▶ _Directions for this task_: Your answer must restate the listing below word for word and contain no images.

[[ Source information, beginning ]]

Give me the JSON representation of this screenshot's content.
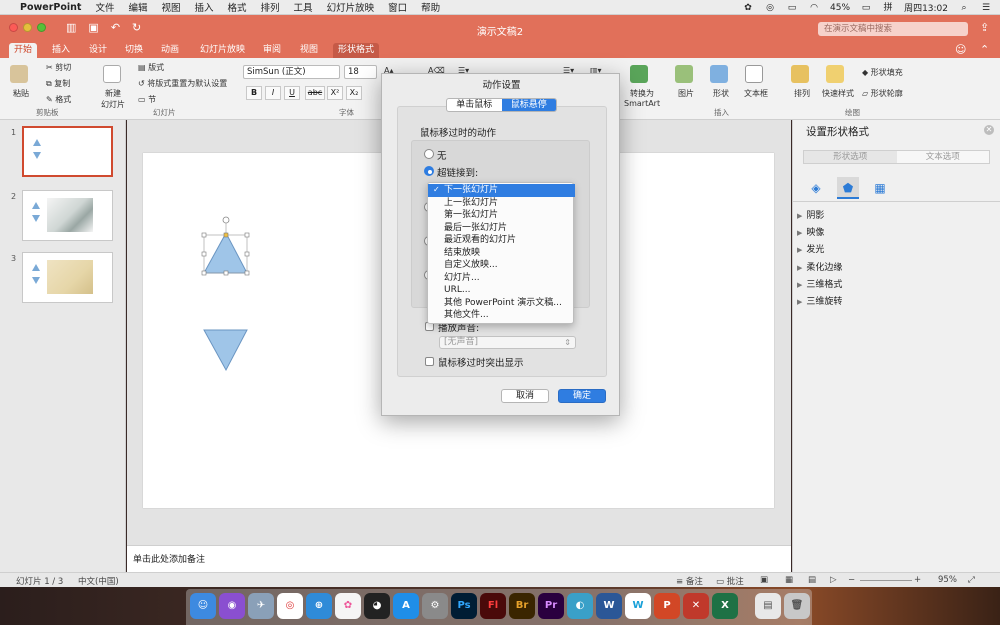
{
  "menubar": {
    "app_name": "PowerPoint",
    "items": [
      "文件",
      "编辑",
      "视图",
      "插入",
      "格式",
      "排列",
      "工具",
      "幻灯片放映",
      "窗口",
      "帮助"
    ],
    "battery": "45%",
    "clock": "周四13:02"
  },
  "window": {
    "title": "演示文稿2",
    "search_placeholder": "在演示文稿中搜索"
  },
  "tabs": [
    "开始",
    "插入",
    "设计",
    "切换",
    "动画",
    "幻灯片放映",
    "审阅",
    "视图",
    "形状格式"
  ],
  "ribbon": {
    "paste": "粘贴",
    "cut": "剪切",
    "copy": "复制",
    "format": "格式",
    "clipboard_group": "剪贴板",
    "new_slide": "新建\n幻灯片",
    "layout": "版式",
    "reset": "将版式重置为默认设置",
    "section": "节",
    "slides_group": "幻灯片",
    "font_name": "SimSun (正文)",
    "font_size": "18",
    "font_group": "字体",
    "bold": "B",
    "italic": "I",
    "underline": "U",
    "strike": "abc",
    "superscript": "X²",
    "subscript": "X₂",
    "convert_smartart": "转换为\nSmartArt",
    "picture": "图片",
    "shape": "形状",
    "textbox": "文本框",
    "insert_group": "插入",
    "arrange": "排列",
    "quick_styles": "快速样式",
    "shape_fill": "形状填充",
    "shape_outline": "形状轮廓",
    "drawing_group": "绘图"
  },
  "slides": [
    {
      "num": "1"
    },
    {
      "num": "2"
    },
    {
      "num": "3"
    }
  ],
  "notes_placeholder": "单击此处添加备注",
  "format_pane": {
    "title": "设置形状格式",
    "tab_shape": "形状选项",
    "tab_text": "文本选项",
    "properties": [
      "阴影",
      "映像",
      "发光",
      "柔化边缘",
      "三维格式",
      "三维旋转"
    ]
  },
  "statusbar": {
    "slide_info": "幻灯片 1 / 3",
    "language": "中文(中国)",
    "notes": "备注",
    "comments": "批注",
    "zoom": "95%"
  },
  "dialog": {
    "title": "动作设置",
    "tab_click": "单击鼠标",
    "tab_hover": "鼠标悬停",
    "heading": "鼠标移过时的动作",
    "opt_none": "无",
    "opt_hyperlink": "超链接到:",
    "play_sound": "播放声音:",
    "sound_value": "[无声音]",
    "highlight": "鼠标移过时突出显示",
    "cancel": "取消",
    "ok": "确定"
  },
  "dropdown": {
    "items": [
      "下一张幻灯片",
      "上一张幻灯片",
      "第一张幻灯片",
      "最后一张幻灯片",
      "最近观看的幻灯片",
      "结束放映",
      "自定义放映...",
      "幻灯片...",
      "URL...",
      "其他 PowerPoint 演示文稿...",
      "其他文件..."
    ],
    "selected_index": 0
  },
  "dock_apps": [
    "Finder",
    "Siri",
    "Launchpad",
    "Chrome",
    "Safari",
    "Photos",
    "QQ",
    "App Store",
    "System Preferences",
    "Ps",
    "Fl",
    "Br",
    "Pr",
    "Browser",
    "Word",
    "WPS",
    "PowerPoint",
    "Excel Sheet",
    "Excel",
    "Preview",
    "Trash"
  ],
  "colors": {
    "accent": "#e1705a",
    "selection": "#2f7de1",
    "shape_fill": "#9fc5e8"
  }
}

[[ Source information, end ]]

▶ _Answer for this exercise_:
Give me the JSON representation of this screenshot's content.
{
  "menubar": {
    "app_name": "PowerPoint",
    "items": [
      "文件",
      "编辑",
      "视图",
      "插入",
      "格式",
      "排列",
      "工具",
      "幻灯片放映",
      "窗口",
      "帮助"
    ],
    "battery": "45%",
    "clock": "周四13:02"
  },
  "window": {
    "title": "演示文稿2",
    "search_placeholder": "在演示文稿中搜索"
  },
  "tabs": [
    "开始",
    "插入",
    "设计",
    "切换",
    "动画",
    "幻灯片放映",
    "审阅",
    "视图",
    "形状格式"
  ],
  "ribbon": {
    "paste": "粘贴",
    "cut": "剪切",
    "copy": "复制",
    "format": "格式",
    "clipboard_group": "剪贴板",
    "new_slide": "新建\n幻灯片",
    "layout": "版式",
    "reset": "将版式重置为默认设置",
    "section": "节",
    "slides_group": "幻灯片",
    "font_name": "SimSun (正文)",
    "font_size": "18",
    "font_group": "字体",
    "bold": "B",
    "italic": "I",
    "underline": "U",
    "strike": "abc",
    "superscript": "X²",
    "subscript": "X₂",
    "convert_smartart": "转换为\nSmartArt",
    "picture": "图片",
    "shape": "形状",
    "textbox": "文本框",
    "insert_group": "插入",
    "arrange": "排列",
    "quick_styles": "快速样式",
    "shape_fill": "形状填充",
    "shape_outline": "形状轮廓",
    "drawing_group": "绘图"
  },
  "slides": [
    {
      "num": "1"
    },
    {
      "num": "2"
    },
    {
      "num": "3"
    }
  ],
  "notes_placeholder": "单击此处添加备注",
  "format_pane": {
    "title": "设置形状格式",
    "tab_shape": "形状选项",
    "tab_text": "文本选项",
    "properties": [
      "阴影",
      "映像",
      "发光",
      "柔化边缘",
      "三维格式",
      "三维旋转"
    ]
  },
  "statusbar": {
    "slide_info": "幻灯片 1 / 3",
    "language": "中文(中国)",
    "notes": "备注",
    "comments": "批注",
    "zoom": "95%"
  },
  "dialog": {
    "title": "动作设置",
    "tab_click": "单击鼠标",
    "tab_hover": "鼠标悬停",
    "heading": "鼠标移过时的动作",
    "opt_none": "无",
    "opt_hyperlink": "超链接到:",
    "play_sound": "播放声音:",
    "sound_value": "[无声音]",
    "highlight": "鼠标移过时突出显示",
    "cancel": "取消",
    "ok": "确定"
  },
  "dropdown": {
    "items": [
      "下一张幻灯片",
      "上一张幻灯片",
      "第一张幻灯片",
      "最后一张幻灯片",
      "最近观看的幻灯片",
      "结束放映",
      "自定义放映...",
      "幻灯片...",
      "URL...",
      "其他 PowerPoint 演示文稿...",
      "其他文件..."
    ],
    "selected_index": 0
  },
  "dock_apps": [
    "Finder",
    "Siri",
    "Launchpad",
    "Chrome",
    "Safari",
    "Photos",
    "QQ",
    "App Store",
    "System Preferences",
    "Ps",
    "Fl",
    "Br",
    "Pr",
    "Browser",
    "Word",
    "WPS",
    "PowerPoint",
    "Excel Sheet",
    "Excel",
    "Preview",
    "Trash"
  ],
  "colors": {
    "accent": "#e1705a",
    "selection": "#2f7de1",
    "shape_fill": "#9fc5e8"
  }
}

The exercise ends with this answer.